## Task
Each line containing the word "Ищется" must be copied from the material below.

## Dataset records
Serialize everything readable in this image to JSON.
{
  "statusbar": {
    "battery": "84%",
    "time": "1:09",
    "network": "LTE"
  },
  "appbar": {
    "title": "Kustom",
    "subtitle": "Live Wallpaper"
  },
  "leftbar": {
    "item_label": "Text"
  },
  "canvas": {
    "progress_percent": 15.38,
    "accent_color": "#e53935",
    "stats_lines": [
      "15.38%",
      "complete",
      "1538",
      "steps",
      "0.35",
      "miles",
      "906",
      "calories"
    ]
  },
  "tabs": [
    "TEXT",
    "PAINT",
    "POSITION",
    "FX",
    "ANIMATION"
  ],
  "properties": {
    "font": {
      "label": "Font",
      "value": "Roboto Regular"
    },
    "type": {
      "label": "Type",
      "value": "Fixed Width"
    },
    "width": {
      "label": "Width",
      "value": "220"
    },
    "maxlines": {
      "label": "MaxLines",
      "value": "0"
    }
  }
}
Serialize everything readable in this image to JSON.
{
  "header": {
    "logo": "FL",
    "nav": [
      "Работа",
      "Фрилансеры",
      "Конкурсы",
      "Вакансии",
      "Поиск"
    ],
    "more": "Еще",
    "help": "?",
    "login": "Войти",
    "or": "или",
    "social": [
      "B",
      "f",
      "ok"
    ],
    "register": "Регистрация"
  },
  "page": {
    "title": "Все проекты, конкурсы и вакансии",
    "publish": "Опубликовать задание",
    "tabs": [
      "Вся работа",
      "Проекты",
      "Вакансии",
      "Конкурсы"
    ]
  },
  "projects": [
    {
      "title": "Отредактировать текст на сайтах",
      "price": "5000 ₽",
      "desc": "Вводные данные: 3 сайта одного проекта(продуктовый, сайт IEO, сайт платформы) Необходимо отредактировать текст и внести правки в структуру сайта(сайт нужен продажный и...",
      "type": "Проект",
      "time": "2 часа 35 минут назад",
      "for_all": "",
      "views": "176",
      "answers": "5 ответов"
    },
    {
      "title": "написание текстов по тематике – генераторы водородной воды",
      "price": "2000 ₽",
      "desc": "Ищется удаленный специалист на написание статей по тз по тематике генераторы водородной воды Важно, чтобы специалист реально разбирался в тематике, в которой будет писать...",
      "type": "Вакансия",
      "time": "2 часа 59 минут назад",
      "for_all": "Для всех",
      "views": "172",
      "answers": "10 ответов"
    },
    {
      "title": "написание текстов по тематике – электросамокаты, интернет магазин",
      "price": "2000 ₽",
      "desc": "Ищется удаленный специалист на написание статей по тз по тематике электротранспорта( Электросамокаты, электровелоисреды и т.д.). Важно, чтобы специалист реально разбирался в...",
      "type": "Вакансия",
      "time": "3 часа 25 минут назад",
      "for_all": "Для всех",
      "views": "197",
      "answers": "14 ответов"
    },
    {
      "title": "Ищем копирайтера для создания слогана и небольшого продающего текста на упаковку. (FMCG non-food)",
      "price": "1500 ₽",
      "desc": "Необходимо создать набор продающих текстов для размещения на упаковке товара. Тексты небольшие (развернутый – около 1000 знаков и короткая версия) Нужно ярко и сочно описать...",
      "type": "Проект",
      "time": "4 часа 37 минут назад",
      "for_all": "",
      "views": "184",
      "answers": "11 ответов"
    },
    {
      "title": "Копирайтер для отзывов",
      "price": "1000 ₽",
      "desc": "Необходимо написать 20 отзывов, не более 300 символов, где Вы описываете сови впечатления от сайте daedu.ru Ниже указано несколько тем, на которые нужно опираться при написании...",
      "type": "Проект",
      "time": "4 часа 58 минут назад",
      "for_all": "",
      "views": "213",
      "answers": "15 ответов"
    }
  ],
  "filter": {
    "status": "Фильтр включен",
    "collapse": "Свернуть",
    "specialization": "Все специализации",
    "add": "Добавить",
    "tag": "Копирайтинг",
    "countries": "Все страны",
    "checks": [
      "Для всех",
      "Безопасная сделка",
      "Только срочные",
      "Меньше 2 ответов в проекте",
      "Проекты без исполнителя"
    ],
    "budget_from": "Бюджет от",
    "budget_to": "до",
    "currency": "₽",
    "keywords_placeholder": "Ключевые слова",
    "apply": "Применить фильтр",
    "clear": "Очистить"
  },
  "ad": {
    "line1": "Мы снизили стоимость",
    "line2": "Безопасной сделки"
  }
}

## Written reply
      "desc": "Ищется удаленный специалист на написание статей по тз по тематике генераторы водородной воды Важно, чтобы специалист реально разбирался в тематике, в которой будет писать...",
      "desc": "Ищется удаленный специалист на написание статей по тз по тематике электротранспорта( Электросамокаты, электровелоисреды и т.д.). Важно, чтобы специалист реально разбирался в...",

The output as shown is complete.